The facility has been operating for two and half years, and the effluent water quality has consistently exceeded the design specifications. Effluent BOD, TSS, and total nitrogen have been averaging less than 3 mg/L, less than 1 mg/L, and less than
2 mg/L, respectively. Although the facility averages less than half (150,000 gpd) of the design flow, only one of the two
SBR reactors and the anoxic pre-reactor are on-line. The other SBR reactor has been idle since start-up. Table 1 provides a summary of influent and effluent design parameters along with two-year actual influent and effluent averages.
Table 1. Description of the Influent and Effluent Parameters for the Barona WRF.
Operations Program and Training...

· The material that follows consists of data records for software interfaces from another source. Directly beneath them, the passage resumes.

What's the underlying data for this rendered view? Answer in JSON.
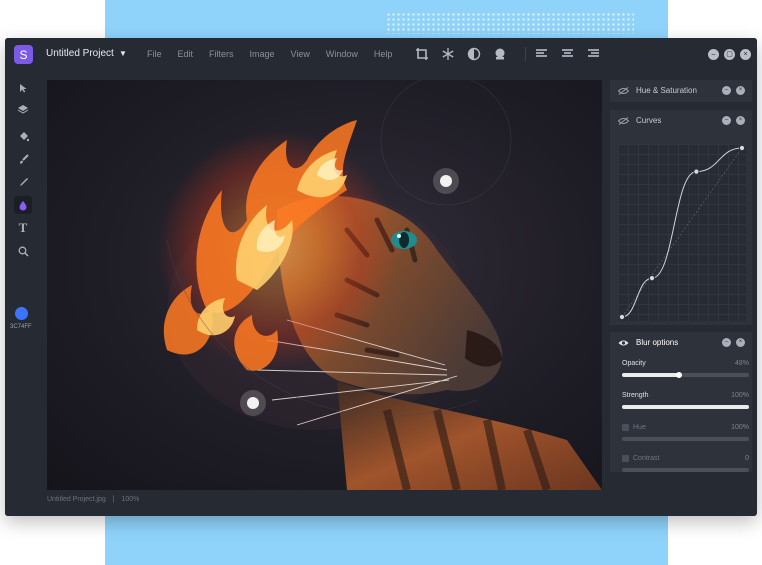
{
  "app": {
    "project_title": "Untitled Project",
    "logo_letter": "S",
    "menu": [
      "File",
      "Edit",
      "Filters",
      "Image",
      "View",
      "Window",
      "Help"
    ],
    "top_tools": [
      "crop-icon",
      "snowflake-icon",
      "contrast-icon",
      "stamp-icon"
    ],
    "align_tools": [
      "align-left-icon",
      "align-center-icon",
      "align-right-icon"
    ],
    "window_buttons": [
      "minimize-icon",
      "maximize-icon",
      "close-icon"
    ]
  },
  "left_toolbar": {
    "tools": [
      "pointer-icon",
      "layers-icon",
      "fill-bucket-icon",
      "brush-icon",
      "pen-icon",
      "drop-icon",
      "text-icon",
      "zoom-icon"
    ],
    "text_tool_glyph": "T",
    "active_tool": "drop-icon",
    "color": "#3C74FF",
    "color_label": "3C74FF",
    "more_glyph": "•••"
  },
  "status_bar": {
    "file_name": "Untitled Project.jpg",
    "separator": "|",
    "zoom": "100%"
  },
  "panels": {
    "hue_saturation": {
      "title": "Hue & Saturation"
    },
    "curves": {
      "title": "Curves",
      "points": [
        [
          0,
          0
        ],
        [
          0.25,
          0.23
        ],
        [
          0.62,
          0.86
        ],
        [
          1,
          1
        ]
      ]
    },
    "blur_options": {
      "title": "Blur options",
      "rows": [
        {
          "label": "Opacity",
          "value": "48%",
          "level": 0.45,
          "enabled": true
        },
        {
          "label": "Strength",
          "value": "100%",
          "level": 1.0,
          "enabled": true
        },
        {
          "label": "Hue",
          "value": "100%",
          "level": 0,
          "enabled": false
        },
        {
          "label": "Contrast",
          "value": "0",
          "level": 0,
          "enabled": false
        }
      ]
    }
  },
  "colors": {
    "accent": "#7B5AE6",
    "window_bg": "#262A32",
    "panel_bg": "#2E323B",
    "backdrop_blue": "#8FD3FB",
    "selected_color": "#3C74FF"
  }
}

As part of the design/build contract, PACE and PERC provided a 2-week start-up and 6-month training and operations program that provided operators with the analytical tools and training to operate the new facility in compliance with the design specifications. This portion of the contract includes training in mechanical equipment service, electrical/control panel troubleshooting, biological treatment processes, laboratory analysis, sludge digestion and processing, and system
The educated staff operators were able to operate the plant more efficiently and provide preventive maintenance, thereby significantly reducing overhead costs. This properly run facility was able to use less power, produce less sludge, and provide higher quality water without additional expense. PACE and PERC provided educational experiences that allowed

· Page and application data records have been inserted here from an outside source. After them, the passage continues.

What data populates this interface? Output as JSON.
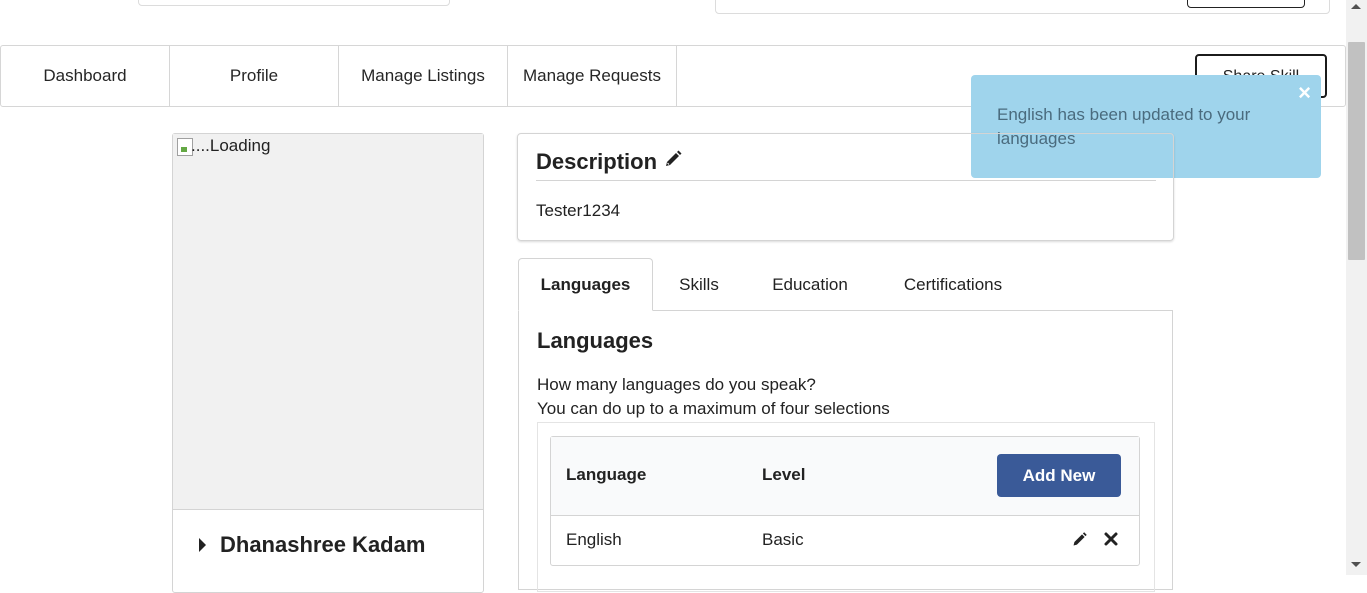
{
  "nav": {
    "items": [
      "Dashboard",
      "Profile",
      "Manage Listings",
      "Manage Requests"
    ],
    "share_label": "Share Skill"
  },
  "toast": {
    "message": "English has been updated to your languages",
    "close": "×"
  },
  "profile": {
    "image_alt": "....Loading",
    "name": "Dhanashree Kadam"
  },
  "description": {
    "title": "Description",
    "text": "Tester1234",
    "edit_icon": "pencil-icon"
  },
  "tabs": [
    "Languages",
    "Skills",
    "Education",
    "Certifications"
  ],
  "languages": {
    "title": "Languages",
    "help_line1": "How many languages do you speak?",
    "help_line2": "You can do up to a maximum of four selections",
    "columns": {
      "language": "Language",
      "level": "Level"
    },
    "add_label": "Add New",
    "rows": [
      {
        "language": "English",
        "level": "Basic"
      }
    ]
  },
  "colors": {
    "toast_bg": "#9fd4ec",
    "primary": "#3a5a98"
  }
}
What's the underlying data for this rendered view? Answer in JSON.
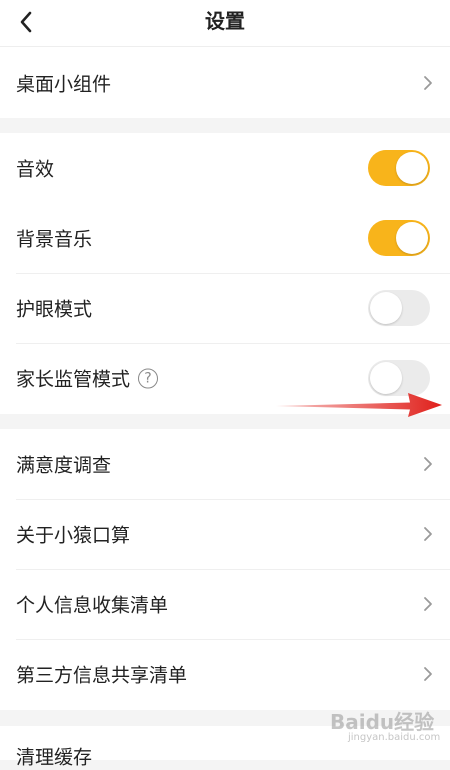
{
  "navbar": {
    "title": "设置",
    "back_icon": "chevron-left-icon"
  },
  "groups": [
    {
      "rows": [
        {
          "label": "桌面小组件",
          "control": "chevron"
        }
      ]
    },
    {
      "rows": [
        {
          "label": "音效",
          "control": "toggle",
          "on": true
        },
        {
          "label": "背景音乐",
          "control": "toggle",
          "on": true
        },
        {
          "label": "护眼模式",
          "control": "toggle",
          "on": false
        },
        {
          "label": "家长监管模式",
          "control": "toggle",
          "on": false,
          "help_icon": "help-circle-icon",
          "help_glyph": "?"
        }
      ]
    },
    {
      "rows": [
        {
          "label": "满意度调查",
          "control": "chevron"
        },
        {
          "label": "关于小猿口算",
          "control": "chevron"
        },
        {
          "label": "个人信息收集清单",
          "control": "chevron"
        },
        {
          "label": "第三方信息共享清单",
          "control": "chevron"
        }
      ]
    },
    {
      "rows": [
        {
          "label": "清理缓存",
          "control": "value-partial"
        }
      ]
    }
  ],
  "annotation": {
    "arrow_color": "#e0201b",
    "icon": "red-arrow-icon"
  },
  "watermark": {
    "brand": "Baidu经验",
    "url": "jingyan.baidu.com"
  },
  "colors": {
    "toggle_on": "#f8b41b",
    "toggle_off": "#ebebeb",
    "background": "#f4f4f4"
  }
}
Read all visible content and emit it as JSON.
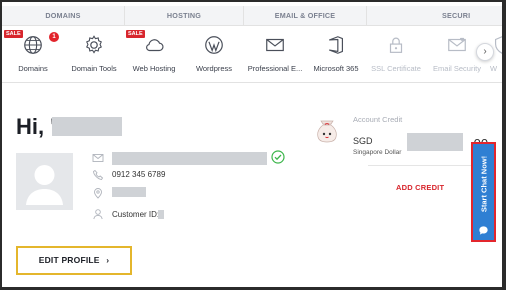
{
  "categories": [
    {
      "label": "DOMAINS"
    },
    {
      "label": "HOSTING"
    },
    {
      "label": "EMAIL & OFFICE"
    },
    {
      "label": "SECURI"
    }
  ],
  "tiles": [
    {
      "label": "Domains",
      "icon": "globe-icon",
      "sale": "SALE",
      "badge": "1"
    },
    {
      "label": "Domain Tools",
      "icon": "gear-icon"
    },
    {
      "label": "Web Hosting",
      "icon": "cloud-icon",
      "sale": "SALE"
    },
    {
      "label": "Wordpress",
      "icon": "wordpress-icon"
    },
    {
      "label": "Professional E...",
      "icon": "envelope-icon"
    },
    {
      "label": "Microsoft 365",
      "icon": "office-icon"
    },
    {
      "label": "SSL Certificate",
      "icon": "lock-icon"
    },
    {
      "label": "Email Security",
      "icon": "mail-heart-icon"
    },
    {
      "label": "W",
      "icon": "shield-icon"
    }
  ],
  "next_label": "›",
  "greeting": "Hi, '",
  "profile": {
    "phone": "0912 345 6789",
    "customer_id_label": "Customer ID: "
  },
  "credit": {
    "title": "Account Credit",
    "currency": "SGD",
    "currency_name": "Singapore Dollar",
    "amount_suffix": ".00",
    "add_label": "ADD CREDIT"
  },
  "edit_profile_label": "EDIT PROFILE",
  "chat_label": "Start Chat Now!",
  "colors": {
    "accent_red": "#d8262d",
    "chat_blue": "#2f7fd3",
    "edit_border": "#e4b62c",
    "verified_green": "#3bb54a"
  }
}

Baronas staff to operate the plant at a high quality level with minimum supervision.
The Barona Hybrid SBR wastewater treatment facility, two years after the treatment plant startup, has consistently
outperformed its design parameters while treating wastewater in excess of its design loading concentrations. The
flexibility of the hybrid SBR design ensures achievement of excellent performance results under widely varying hydraulic
and organic loading conditions. In addition, compared to conventional design, the design resulted in a more cost-effective and significantly reduced land requirement.